Start-up founders who raise funds on crowdfunding platforms tend to rely on friends and family to promote their campaigns. These people, who are close to the founders, usually contribute large amounts in the early stages of the campaign to show their support and give the founders a sense of confidence.
The assumption is that the early support will help the founders hit their crowdfunding targets more quickly. The initial boost of capital would also bring the campaign closer to its funding target. In addition, the large investment amount on the crowdfunding website should provide confidence to potential funders.
However, this may not always be the case. In a research report, titled “How Early Contributions Affect the Success of Crowdfunding Projects”, it was found that large contributions from friends and family in the early stages of the crowdfunding campaign may actually be counterproductive.

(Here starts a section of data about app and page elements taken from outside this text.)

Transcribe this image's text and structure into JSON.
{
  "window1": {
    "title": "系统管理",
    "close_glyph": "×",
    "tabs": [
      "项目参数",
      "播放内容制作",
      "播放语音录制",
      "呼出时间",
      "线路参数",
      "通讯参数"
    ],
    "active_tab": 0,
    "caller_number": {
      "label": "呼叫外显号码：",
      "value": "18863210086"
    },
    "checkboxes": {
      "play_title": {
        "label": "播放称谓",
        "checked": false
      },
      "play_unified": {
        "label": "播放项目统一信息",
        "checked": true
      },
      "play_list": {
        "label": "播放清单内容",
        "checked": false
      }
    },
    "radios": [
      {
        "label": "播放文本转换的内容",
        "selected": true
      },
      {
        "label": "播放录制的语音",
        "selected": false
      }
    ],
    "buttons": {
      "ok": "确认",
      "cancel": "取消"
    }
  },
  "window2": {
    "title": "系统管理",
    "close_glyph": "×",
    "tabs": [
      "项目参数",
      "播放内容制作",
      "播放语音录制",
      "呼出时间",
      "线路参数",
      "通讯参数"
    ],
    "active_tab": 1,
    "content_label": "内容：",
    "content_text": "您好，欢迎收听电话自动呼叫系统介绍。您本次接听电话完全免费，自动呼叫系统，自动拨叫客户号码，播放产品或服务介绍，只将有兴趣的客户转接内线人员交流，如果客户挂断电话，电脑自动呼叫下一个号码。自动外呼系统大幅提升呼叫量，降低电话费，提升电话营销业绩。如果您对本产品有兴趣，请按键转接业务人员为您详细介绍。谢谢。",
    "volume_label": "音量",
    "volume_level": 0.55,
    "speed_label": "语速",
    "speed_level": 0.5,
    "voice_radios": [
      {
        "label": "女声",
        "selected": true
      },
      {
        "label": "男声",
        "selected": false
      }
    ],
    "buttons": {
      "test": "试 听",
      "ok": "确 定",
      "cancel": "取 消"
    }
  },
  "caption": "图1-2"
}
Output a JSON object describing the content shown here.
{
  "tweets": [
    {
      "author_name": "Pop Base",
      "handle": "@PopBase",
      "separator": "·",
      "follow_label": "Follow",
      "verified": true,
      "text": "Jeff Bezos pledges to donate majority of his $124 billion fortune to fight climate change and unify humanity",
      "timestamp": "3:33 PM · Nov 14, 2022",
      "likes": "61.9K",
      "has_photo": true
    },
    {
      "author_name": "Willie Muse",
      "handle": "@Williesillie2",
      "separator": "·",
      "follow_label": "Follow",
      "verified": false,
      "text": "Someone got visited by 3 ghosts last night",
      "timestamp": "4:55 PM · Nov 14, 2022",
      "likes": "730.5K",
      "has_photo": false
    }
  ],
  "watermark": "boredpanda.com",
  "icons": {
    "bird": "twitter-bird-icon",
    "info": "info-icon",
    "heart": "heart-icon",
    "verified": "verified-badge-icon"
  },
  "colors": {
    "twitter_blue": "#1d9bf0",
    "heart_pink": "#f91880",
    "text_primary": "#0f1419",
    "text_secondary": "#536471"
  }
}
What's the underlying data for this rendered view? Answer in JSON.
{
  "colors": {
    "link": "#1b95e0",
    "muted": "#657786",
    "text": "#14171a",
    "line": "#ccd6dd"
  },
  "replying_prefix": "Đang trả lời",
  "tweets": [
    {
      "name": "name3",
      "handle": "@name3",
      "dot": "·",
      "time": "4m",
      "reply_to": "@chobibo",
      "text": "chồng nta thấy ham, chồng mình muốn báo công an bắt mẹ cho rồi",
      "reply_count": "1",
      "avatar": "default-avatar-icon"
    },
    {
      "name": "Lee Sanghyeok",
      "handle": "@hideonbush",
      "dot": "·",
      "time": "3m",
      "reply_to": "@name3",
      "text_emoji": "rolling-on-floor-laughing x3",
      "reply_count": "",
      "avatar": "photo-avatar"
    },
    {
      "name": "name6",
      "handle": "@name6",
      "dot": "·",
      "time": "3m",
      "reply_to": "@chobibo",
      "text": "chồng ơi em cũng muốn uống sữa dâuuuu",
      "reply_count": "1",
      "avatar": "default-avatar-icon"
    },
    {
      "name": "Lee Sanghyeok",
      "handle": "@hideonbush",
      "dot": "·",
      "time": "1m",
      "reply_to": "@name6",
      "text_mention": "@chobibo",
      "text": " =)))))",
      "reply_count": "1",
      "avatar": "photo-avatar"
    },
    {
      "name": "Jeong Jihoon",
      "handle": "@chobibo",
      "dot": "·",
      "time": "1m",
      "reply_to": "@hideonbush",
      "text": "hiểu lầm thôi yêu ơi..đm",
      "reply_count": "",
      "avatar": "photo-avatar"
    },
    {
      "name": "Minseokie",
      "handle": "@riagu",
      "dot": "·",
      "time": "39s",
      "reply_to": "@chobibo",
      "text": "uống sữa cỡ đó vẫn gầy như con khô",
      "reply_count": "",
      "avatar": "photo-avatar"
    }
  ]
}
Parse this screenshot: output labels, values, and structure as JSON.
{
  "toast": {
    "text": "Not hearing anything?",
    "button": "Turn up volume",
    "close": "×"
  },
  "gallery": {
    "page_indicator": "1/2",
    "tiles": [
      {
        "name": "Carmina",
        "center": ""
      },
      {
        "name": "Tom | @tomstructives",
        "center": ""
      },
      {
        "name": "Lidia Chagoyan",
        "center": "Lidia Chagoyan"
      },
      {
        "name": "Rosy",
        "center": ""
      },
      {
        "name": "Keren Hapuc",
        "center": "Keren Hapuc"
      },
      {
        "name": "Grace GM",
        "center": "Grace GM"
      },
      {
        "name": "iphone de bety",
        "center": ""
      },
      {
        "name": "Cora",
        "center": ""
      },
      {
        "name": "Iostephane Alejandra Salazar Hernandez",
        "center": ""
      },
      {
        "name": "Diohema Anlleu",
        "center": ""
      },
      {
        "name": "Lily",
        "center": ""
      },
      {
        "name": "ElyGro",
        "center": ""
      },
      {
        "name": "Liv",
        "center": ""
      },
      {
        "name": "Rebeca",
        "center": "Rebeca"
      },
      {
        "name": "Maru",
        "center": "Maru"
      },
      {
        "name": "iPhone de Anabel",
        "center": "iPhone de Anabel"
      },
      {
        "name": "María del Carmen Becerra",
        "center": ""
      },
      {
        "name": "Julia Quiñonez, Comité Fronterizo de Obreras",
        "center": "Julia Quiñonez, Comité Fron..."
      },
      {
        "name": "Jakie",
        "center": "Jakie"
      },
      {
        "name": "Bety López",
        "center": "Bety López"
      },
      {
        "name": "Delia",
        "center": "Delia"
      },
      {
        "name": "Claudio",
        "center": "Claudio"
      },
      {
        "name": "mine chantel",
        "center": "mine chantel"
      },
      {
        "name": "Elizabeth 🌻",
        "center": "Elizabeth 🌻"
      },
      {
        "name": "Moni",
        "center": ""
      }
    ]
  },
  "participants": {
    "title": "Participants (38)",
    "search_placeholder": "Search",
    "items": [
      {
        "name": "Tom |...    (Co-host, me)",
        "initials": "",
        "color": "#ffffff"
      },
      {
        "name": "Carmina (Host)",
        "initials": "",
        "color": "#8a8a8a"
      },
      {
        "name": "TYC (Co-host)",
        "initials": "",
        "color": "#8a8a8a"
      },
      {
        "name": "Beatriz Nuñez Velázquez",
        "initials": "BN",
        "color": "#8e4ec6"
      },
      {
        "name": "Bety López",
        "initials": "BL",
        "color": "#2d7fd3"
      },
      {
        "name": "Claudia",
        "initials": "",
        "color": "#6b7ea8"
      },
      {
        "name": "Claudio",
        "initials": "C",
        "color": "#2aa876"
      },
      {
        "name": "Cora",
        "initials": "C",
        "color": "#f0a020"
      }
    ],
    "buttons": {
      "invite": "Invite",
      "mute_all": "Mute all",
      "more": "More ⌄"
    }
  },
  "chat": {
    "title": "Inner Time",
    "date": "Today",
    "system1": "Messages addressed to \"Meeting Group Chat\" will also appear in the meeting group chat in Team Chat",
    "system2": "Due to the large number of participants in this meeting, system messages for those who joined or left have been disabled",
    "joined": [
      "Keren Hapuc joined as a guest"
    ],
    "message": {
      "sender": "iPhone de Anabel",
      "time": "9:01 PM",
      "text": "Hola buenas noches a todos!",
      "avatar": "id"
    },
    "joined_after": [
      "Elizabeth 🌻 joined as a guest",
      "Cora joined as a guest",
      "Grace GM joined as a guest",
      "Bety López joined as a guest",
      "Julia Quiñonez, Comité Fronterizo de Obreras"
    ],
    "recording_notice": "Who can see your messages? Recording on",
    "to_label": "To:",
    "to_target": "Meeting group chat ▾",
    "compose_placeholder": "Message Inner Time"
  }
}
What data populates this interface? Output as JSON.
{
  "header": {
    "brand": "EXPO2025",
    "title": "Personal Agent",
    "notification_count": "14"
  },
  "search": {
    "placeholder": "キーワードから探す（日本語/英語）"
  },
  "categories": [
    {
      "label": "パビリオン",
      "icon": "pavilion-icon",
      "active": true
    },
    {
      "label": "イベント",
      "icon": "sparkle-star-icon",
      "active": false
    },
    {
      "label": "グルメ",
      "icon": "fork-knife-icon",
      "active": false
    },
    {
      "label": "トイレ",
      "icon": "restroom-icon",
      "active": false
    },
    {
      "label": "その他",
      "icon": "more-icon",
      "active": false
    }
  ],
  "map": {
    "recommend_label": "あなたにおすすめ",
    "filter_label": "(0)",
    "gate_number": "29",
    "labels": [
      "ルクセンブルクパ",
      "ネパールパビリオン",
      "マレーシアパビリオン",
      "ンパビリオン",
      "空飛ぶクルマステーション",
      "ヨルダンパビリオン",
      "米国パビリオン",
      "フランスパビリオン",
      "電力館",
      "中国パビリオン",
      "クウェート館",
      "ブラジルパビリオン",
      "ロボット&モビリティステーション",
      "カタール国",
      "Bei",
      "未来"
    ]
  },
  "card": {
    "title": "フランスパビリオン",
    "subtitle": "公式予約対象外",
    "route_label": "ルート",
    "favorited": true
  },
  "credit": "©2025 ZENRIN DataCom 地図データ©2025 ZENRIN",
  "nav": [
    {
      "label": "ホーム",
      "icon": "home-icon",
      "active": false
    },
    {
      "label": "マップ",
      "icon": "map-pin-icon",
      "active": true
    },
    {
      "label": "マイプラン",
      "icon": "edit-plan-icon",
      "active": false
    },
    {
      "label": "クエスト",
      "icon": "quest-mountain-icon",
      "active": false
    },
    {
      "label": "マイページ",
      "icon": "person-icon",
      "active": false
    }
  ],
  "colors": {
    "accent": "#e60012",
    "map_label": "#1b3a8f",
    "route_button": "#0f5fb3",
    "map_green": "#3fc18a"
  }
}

Fan Tingting and Gao Leilei, assistant professor and associate professor at the Chinese University of Hong Kong Business School’s department of marketing respectively, discovered that the initial capital injection from loved ones could actually deter those who are outside the close-knit circle from participating in the crowdfunding exercise. So, these founders tend to fall short of their funding targets.
This is partly due to psychological factors. The report points out that a large number of potential funders, who are strangers to the founders, tend to contribute smaller amounts to crowdfunding campaigns. They tend to see other small-time funders as their peers. Hence, they are put off by early-stage funders who put in large amounts.
The report says this plays a role in the success of a crowdfunding campaign because the funders of such campaigns are more emotionally-driven than investors of stocks and bonds. Instead of crunching the numbers on balance sheets and income statements, which start-ups in the crowdfunding stage are unable to provide anyway, these funders tend to follow the behaviour of their peers.
Thus, funders in the mass market tend to avoid crowdfunding projects that receive huge investments from a few early-stage investors. In fact, they are more likely to invest in projects that receive many smaller investments that seem to be contributed by their peers.
“Psychologists have long believed that people are more likely to adopt the opinions and behaviour of their peers than those with whom they do not have any affiliations. In the case of a potential funder who does not know the entrepreneur, he or she will consider the other funders (who also do not know the entrepreneur) his or her peers, thus following their behaviour to contribute to the projects,” says Fan in the report.
The report points out that even though the early-stage investors who contributed larger amounts to a particular crowdfunding campaign may not be the friends and family of the founders, they would still be perceived as such by the potential funders because of the “friendship-giving lay belief” concept that exists in most people’s minds.
According to the report, the term means friends and family are likely to feel more indebted to someone close to them than complete strangers. In crowdfunding, such a belief manifests itself in a way that “people would generally believe that the friends and family of entrepreneurs are more likely to contribute large, rather than small, amounts of money to their projects than strangers”.
In reality, this belief is pretty accurate, according to the report. Fan and Gao conducted five studies on crowdfunding, including a field study that collected real-world crowdfunding data from more than 900 projects, comprising 116,153 contributions from 68,036 funders. The data comes from DemoHour from between July 31, 2011 and Aug 30, 2014.
DemoHour is one of the largest rewards-based crowdfunding platforms in China. It enables entrepreneurs to create a webpage to introduce a project and set a funding goal within a certain period. Potential funders can visit these projects on the platform and observe the individual funders’ contributions to each project before putting money into any particular project.
Fan and Gao hope that the findings of the report could help start-up founders and entrepreneurs make better use of crowdfunding platforms to launch their projects. “We have demonstrated that consumers may rely on the amounts given by early-stage funders as a signal of their relationship with the entrepreneur and such inferences have a significant influence on their funding behaviour. When the majority of early-stage funders contribute large amounts, potential funders are more likely to infer that they are friends and family of the entrepreneur and be less willing to contribute to the project,” says Fan.
The report suggests that start-up founders who raise funds on crowdfunding platforms may want to come up with a different strategy. “From a practical perspective, entrepreneurs may want to devise effective strategies to leverage the help of their friends and families when promoting a crowdfunding campaign. For example, it may be better to gather small, rather than large, contributions to improve the likelihood of achieving their fundraising goals,” says Fan.